From the listing below, select every line where the word "text" appears.
++++ Data extract ++++
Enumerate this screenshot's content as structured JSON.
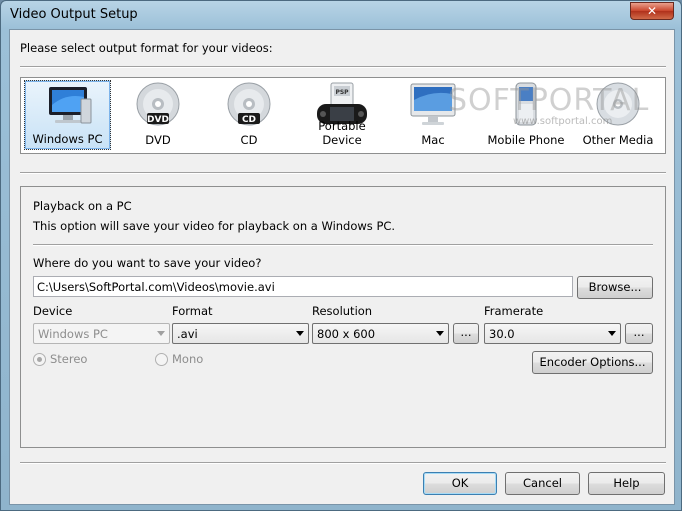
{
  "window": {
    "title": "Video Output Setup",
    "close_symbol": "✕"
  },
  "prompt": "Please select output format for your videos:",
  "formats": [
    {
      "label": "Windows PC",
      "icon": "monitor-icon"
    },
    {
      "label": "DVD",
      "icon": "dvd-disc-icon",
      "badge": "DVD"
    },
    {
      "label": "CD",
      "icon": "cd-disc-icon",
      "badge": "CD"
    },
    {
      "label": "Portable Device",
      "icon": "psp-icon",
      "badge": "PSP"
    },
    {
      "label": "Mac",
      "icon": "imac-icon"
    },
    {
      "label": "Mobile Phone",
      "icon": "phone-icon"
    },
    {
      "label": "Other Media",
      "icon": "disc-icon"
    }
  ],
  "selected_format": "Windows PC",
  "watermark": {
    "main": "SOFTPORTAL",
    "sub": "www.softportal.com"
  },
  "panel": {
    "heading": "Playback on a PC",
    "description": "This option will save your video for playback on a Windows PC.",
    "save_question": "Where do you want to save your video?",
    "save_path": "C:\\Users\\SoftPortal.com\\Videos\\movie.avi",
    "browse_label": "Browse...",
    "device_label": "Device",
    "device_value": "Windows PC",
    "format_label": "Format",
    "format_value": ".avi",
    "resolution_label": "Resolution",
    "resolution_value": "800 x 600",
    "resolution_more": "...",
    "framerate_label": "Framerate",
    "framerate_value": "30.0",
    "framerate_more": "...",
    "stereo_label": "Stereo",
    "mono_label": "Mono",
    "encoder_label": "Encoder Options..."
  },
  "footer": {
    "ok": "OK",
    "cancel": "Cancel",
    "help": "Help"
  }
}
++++
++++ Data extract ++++
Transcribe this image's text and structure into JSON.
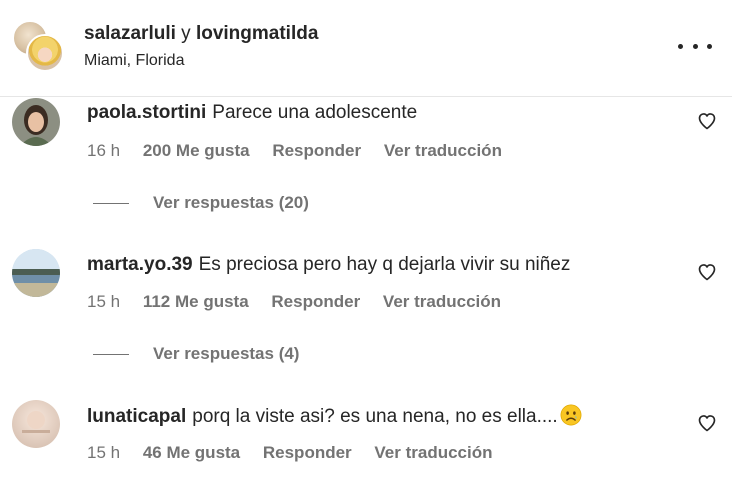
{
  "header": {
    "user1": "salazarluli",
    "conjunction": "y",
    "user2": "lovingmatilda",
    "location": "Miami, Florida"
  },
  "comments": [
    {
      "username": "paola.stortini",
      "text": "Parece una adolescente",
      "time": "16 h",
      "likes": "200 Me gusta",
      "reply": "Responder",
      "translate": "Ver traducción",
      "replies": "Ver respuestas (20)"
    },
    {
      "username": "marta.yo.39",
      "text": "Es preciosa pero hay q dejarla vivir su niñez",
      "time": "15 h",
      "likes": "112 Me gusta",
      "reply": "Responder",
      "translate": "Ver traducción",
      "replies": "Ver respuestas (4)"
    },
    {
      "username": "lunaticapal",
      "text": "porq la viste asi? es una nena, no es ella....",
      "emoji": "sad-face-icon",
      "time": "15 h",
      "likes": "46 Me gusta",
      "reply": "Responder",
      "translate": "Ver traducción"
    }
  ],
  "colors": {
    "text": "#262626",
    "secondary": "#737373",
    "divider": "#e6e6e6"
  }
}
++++
**Exercise result**
Transcribe this image's text and structure into JSON.
      "text": "Parece una adolescente",
      "text": "Es preciosa pero hay q dejarla vivir su niñez",
      "text": "porq la viste asi? es una nena, no es ella....",
    "text": "#262626",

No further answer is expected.